= DATA EXTRACT =

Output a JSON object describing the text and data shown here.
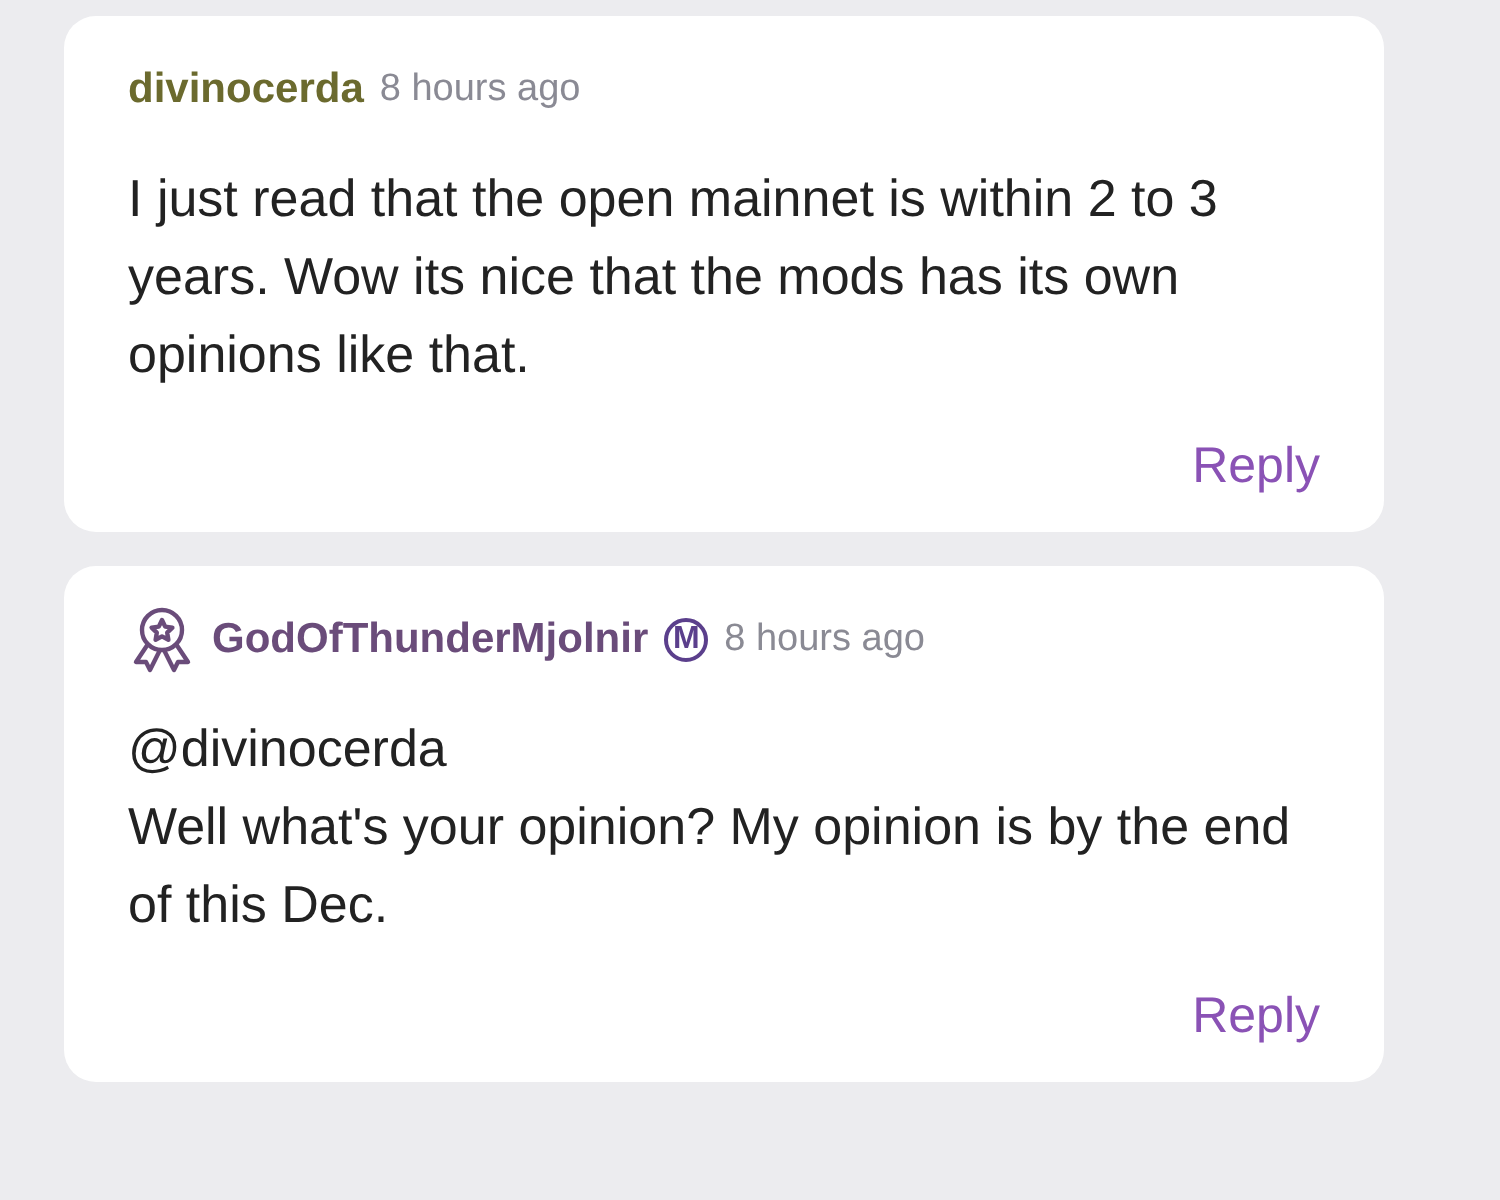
{
  "comments": [
    {
      "author": "divinocerda",
      "color": "#6b6a2e",
      "award": false,
      "moderator": false,
      "time": "8 hours ago",
      "lines": [
        "I just read that the open mainnet is within 2 to 3 years. Wow its nice that the mods has its own opinions like that."
      ],
      "reply": "Reply"
    },
    {
      "author": "GodOfThunderMjolnir",
      "color": "#6a4c7a",
      "award": true,
      "moderator": true,
      "moderator_label": "M",
      "time": "8 hours ago",
      "lines": [
        "@divinocerda",
        "Well what's your opinion? My opinion is by the end of this Dec."
      ],
      "reply": "Reply"
    }
  ]
}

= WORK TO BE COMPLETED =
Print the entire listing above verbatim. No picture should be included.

= WRITTEN SOLUTION =
Output a JSON object describing the text and data shown here.
{
  "comments": [
    {
      "author": "divinocerda",
      "color": "#6b6a2e",
      "award": false,
      "moderator": false,
      "time": "8 hours ago",
      "lines": [
        "I just read that the open mainnet is within 2 to 3 years. Wow its nice that the mods has its own opinions like that."
      ],
      "reply": "Reply"
    },
    {
      "author": "GodOfThunderMjolnir",
      "color": "#6a4c7a",
      "award": true,
      "moderator": true,
      "moderator_label": "M",
      "time": "8 hours ago",
      "lines": [
        "@divinocerda",
        "Well what's your opinion? My opinion is by the end of this Dec."
      ],
      "reply": "Reply"
    }
  ]
}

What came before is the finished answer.